- [PROBLEM TO WORK ON]: Exactly and in full, give the records again.
** ENTRIES SUPPLIED follows **
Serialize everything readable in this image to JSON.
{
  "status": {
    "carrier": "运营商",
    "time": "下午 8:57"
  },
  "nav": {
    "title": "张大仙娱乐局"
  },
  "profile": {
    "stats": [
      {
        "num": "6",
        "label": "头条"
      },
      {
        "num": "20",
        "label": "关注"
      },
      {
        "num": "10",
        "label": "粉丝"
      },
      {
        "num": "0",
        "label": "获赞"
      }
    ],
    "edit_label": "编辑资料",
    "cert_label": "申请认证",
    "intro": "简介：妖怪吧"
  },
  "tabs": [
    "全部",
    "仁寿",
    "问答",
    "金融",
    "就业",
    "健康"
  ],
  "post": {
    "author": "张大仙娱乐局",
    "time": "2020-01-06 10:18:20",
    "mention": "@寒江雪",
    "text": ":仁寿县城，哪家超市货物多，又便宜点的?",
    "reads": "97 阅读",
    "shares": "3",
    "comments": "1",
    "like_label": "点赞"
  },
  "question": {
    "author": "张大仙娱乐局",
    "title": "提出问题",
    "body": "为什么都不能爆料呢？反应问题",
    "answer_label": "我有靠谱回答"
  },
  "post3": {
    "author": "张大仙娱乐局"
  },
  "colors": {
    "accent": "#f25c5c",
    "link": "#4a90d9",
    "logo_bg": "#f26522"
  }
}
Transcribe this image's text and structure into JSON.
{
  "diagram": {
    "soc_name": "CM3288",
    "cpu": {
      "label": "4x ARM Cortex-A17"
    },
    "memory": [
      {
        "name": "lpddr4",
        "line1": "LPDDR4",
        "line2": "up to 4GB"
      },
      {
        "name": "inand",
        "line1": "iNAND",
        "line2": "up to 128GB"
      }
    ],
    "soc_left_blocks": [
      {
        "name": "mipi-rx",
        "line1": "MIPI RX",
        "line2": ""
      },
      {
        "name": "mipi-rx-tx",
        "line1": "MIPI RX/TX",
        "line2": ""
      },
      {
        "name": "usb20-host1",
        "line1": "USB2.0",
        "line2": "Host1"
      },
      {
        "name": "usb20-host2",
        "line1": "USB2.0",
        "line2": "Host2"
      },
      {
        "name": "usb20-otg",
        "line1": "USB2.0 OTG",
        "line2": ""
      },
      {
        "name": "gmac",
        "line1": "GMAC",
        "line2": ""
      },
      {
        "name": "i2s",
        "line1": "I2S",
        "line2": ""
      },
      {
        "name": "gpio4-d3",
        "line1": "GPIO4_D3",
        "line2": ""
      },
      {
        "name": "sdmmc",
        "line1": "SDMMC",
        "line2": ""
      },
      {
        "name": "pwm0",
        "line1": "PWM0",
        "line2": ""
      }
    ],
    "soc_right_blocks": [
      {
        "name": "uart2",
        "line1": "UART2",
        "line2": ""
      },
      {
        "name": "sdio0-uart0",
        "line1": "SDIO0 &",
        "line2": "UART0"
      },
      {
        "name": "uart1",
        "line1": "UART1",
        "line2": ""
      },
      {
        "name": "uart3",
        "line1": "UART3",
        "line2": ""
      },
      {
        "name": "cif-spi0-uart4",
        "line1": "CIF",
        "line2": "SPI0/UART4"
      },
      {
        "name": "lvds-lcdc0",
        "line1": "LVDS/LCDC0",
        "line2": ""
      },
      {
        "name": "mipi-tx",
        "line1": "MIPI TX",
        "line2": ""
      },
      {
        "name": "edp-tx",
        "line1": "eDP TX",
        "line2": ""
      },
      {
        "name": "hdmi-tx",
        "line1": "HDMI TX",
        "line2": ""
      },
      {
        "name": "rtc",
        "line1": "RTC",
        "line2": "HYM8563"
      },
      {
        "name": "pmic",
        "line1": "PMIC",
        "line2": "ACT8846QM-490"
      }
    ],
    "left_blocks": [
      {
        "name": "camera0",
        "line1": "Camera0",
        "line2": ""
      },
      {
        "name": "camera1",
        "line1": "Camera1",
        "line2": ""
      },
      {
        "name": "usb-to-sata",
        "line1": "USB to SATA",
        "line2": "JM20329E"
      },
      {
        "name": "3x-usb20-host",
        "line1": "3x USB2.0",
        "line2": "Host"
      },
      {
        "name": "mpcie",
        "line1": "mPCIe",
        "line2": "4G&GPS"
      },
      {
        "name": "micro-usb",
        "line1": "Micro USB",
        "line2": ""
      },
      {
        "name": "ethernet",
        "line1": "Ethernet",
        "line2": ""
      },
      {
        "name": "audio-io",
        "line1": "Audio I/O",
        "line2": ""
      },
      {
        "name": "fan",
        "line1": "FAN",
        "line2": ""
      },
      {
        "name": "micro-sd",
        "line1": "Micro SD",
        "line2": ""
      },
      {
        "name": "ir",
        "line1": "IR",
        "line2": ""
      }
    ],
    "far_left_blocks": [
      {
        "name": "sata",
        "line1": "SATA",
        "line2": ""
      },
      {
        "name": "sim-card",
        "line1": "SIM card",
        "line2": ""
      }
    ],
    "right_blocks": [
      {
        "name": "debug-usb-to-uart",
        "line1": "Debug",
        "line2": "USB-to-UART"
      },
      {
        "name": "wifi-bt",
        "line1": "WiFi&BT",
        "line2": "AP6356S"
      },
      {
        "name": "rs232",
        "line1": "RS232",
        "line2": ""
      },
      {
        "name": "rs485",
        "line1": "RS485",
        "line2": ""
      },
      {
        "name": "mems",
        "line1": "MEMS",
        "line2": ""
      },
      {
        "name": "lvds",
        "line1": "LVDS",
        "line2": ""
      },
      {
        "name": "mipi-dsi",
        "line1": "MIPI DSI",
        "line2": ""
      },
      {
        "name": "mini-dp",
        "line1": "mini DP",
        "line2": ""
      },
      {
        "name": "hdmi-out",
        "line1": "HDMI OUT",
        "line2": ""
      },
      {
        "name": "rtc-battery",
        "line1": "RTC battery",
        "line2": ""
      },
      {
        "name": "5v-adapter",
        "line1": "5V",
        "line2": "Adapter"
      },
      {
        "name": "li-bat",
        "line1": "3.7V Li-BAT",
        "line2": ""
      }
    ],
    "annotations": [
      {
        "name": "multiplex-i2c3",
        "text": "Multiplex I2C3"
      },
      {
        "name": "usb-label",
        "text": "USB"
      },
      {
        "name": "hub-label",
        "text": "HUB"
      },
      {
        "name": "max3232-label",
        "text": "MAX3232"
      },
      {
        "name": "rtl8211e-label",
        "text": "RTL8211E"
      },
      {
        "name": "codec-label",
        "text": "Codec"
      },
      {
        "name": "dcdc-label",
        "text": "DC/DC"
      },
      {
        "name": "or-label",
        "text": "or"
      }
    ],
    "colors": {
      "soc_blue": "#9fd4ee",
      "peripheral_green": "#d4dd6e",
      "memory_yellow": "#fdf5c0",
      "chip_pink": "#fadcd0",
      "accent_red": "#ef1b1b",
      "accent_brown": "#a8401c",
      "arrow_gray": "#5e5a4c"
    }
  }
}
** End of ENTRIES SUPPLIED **
- [ANSWER TO THE PROBLEM]:
Serialize everything readable in this image to JSON.
{
  "status": {
    "carrier": "运营商",
    "time": "下午 8:57"
  },
  "nav": {
    "title": "张大仙娱乐局"
  },
  "profile": {
    "stats": [
      {
        "num": "6",
        "label": "头条"
      },
      {
        "num": "20",
        "label": "关注"
      },
      {
        "num": "10",
        "label": "粉丝"
      },
      {
        "num": "0",
        "label": "获赞"
      }
    ],
    "edit_label": "编辑资料",
    "cert_label": "申请认证",
    "intro": "简介：妖怪吧"
  },
  "tabs": [
    "全部",
    "仁寿",
    "问答",
    "金融",
    "就业",
    "健康"
  ],
  "post": {
    "author": "张大仙娱乐局",
    "time": "2020-01-06 10:18:20",
    "mention": "@寒江雪",
    "text": ":仁寿县城，哪家超市货物多，又便宜点的?",
    "reads": "97 阅读",
    "shares": "3",
    "comments": "1",
    "like_label": "点赞"
  },
  "question": {
    "author": "张大仙娱乐局",
    "title": "提出问题",
    "body": "为什么都不能爆料呢？反应问题",
    "answer_label": "我有靠谱回答"
  },
  "post3": {
    "author": "张大仙娱乐局"
  },
  "colors": {
    "accent": "#f25c5c",
    "link": "#4a90d9",
    "logo_bg": "#f26522"
  }
}
Transcribe this image's text and structure into JSON.
{
  "diagram": {
    "soc_name": "CM3288",
    "cpu": {
      "label": "4x ARM Cortex-A17"
    },
    "memory": [
      {
        "name": "lpddr4",
        "line1": "LPDDR4",
        "line2": "up to 4GB"
      },
      {
        "name": "inand",
        "line1": "iNAND",
        "line2": "up to 128GB"
      }
    ],
    "soc_left_blocks": [
      {
        "name": "mipi-rx",
        "line1": "MIPI RX",
        "line2": ""
      },
      {
        "name": "mipi-rx-tx",
        "line1": "MIPI RX/TX",
        "line2": ""
      },
      {
        "name": "usb20-host1",
        "line1": "USB2.0",
        "line2": "Host1"
      },
      {
        "name": "usb20-host2",
        "line1": "USB2.0",
        "line2": "Host2"
      },
      {
        "name": "usb20-otg",
        "line1": "USB2.0 OTG",
        "line2": ""
      },
      {
        "name": "gmac",
        "line1": "GMAC",
        "line2": ""
      },
      {
        "name": "i2s",
        "line1": "I2S",
        "line2": ""
      },
      {
        "name": "gpio4-d3",
        "line1": "GPIO4_D3",
        "line2": ""
      },
      {
        "name": "sdmmc",
        "line1": "SDMMC",
        "line2": ""
      },
      {
        "name": "pwm0",
        "line1": "PWM0",
        "line2": ""
      }
    ],
    "soc_right_blocks": [
      {
        "name": "uart2",
        "line1": "UART2",
        "line2": ""
      },
      {
        "name": "sdio0-uart0",
        "line1": "SDIO0 &",
        "line2": "UART0"
      },
      {
        "name": "uart1",
        "line1": "UART1",
        "line2": ""
      },
      {
        "name": "uart3",
        "line1": "UART3",
        "line2": ""
      },
      {
        "name": "cif-spi0-uart4",
        "line1": "CIF",
        "line2": "SPI0/UART4"
      },
      {
        "name": "lvds-lcdc0",
        "line1": "LVDS/LCDC0",
        "line2": ""
      },
      {
        "name": "mipi-tx",
        "line1": "MIPI TX",
        "line2": ""
      },
      {
        "name": "edp-tx",
        "line1": "eDP TX",
        "line2": ""
      },
      {
        "name": "hdmi-tx",
        "line1": "HDMI TX",
        "line2": ""
      },
      {
        "name": "rtc",
        "line1": "RTC",
        "line2": "HYM8563"
      },
      {
        "name": "pmic",
        "line1": "PMIC",
        "line2": "ACT8846QM-490"
      }
    ],
    "left_blocks": [
      {
        "name": "camera0",
        "line1": "Camera0",
        "line2": ""
      },
      {
        "name": "camera1",
        "line1": "Camera1",
        "line2": ""
      },
      {
        "name": "usb-to-sata",
        "line1": "USB to SATA",
        "line2": "JM20329E"
      },
      {
        "name": "3x-usb20-host",
        "line1": "3x USB2.0",
        "line2": "Host"
      },
      {
        "name": "mpcie",
        "line1": "mPCIe",
        "line2": "4G&GPS"
      },
      {
        "name": "micro-usb",
        "line1": "Micro USB",
        "line2": ""
      },
      {
        "name": "ethernet",
        "line1": "Ethernet",
        "line2": ""
      },
      {
        "name": "audio-io",
        "line1": "Audio I/O",
        "line2": ""
      },
      {
        "name": "fan",
        "line1": "FAN",
        "line2": ""
      },
      {
        "name": "micro-sd",
        "line1": "Micro SD",
        "line2": ""
      },
      {
        "name": "ir",
        "line1": "IR",
        "line2": ""
      }
    ],
    "far_left_blocks": [
      {
        "name": "sata",
        "line1": "SATA",
        "line2": ""
      },
      {
        "name": "sim-card",
        "line1": "SIM card",
        "line2": ""
      }
    ],
    "right_blocks": [
      {
        "name": "debug-usb-to-uart",
        "line1": "Debug",
        "line2": "USB-to-UART"
      },
      {
        "name": "wifi-bt",
        "line1": "WiFi&BT",
        "line2": "AP6356S"
      },
      {
        "name": "rs232",
        "line1": "RS232",
        "line2": ""
      },
      {
        "name": "rs485",
        "line1": "RS485",
        "line2": ""
      },
      {
        "name": "mems",
        "line1": "MEMS",
        "line2": ""
      },
      {
        "name": "lvds",
        "line1": "LVDS",
        "line2": ""
      },
      {
        "name": "mipi-dsi",
        "line1": "MIPI DSI",
        "line2": ""
      },
      {
        "name": "mini-dp",
        "line1": "mini DP",
        "line2": ""
      },
      {
        "name": "hdmi-out",
        "line1": "HDMI OUT",
        "line2": ""
      },
      {
        "name": "rtc-battery",
        "line1": "RTC battery",
        "line2": ""
      },
      {
        "name": "5v-adapter",
        "line1": "5V",
        "line2": "Adapter"
      },
      {
        "name": "li-bat",
        "line1": "3.7V Li-BAT",
        "line2": ""
      }
    ],
    "annotations": [
      {
        "name": "multiplex-i2c3",
        "text": "Multiplex I2C3"
      },
      {
        "name": "usb-label",
        "text": "USB"
      },
      {
        "name": "hub-label",
        "text": "HUB"
      },
      {
        "name": "max3232-label",
        "text": "MAX3232"
      },
      {
        "name": "rtl8211e-label",
        "text": "RTL8211E"
      },
      {
        "name": "codec-label",
        "text": "Codec"
      },
      {
        "name": "dcdc-label",
        "text": "DC/DC"
      },
      {
        "name": "or-label",
        "text": "or"
      }
    ],
    "colors": {
      "soc_blue": "#9fd4ee",
      "peripheral_green": "#d4dd6e",
      "memory_yellow": "#fdf5c0",
      "chip_pink": "#fadcd0",
      "accent_red": "#ef1b1b",
      "accent_brown": "#a8401c",
      "arrow_gray": "#5e5a4c"
    }
  }
}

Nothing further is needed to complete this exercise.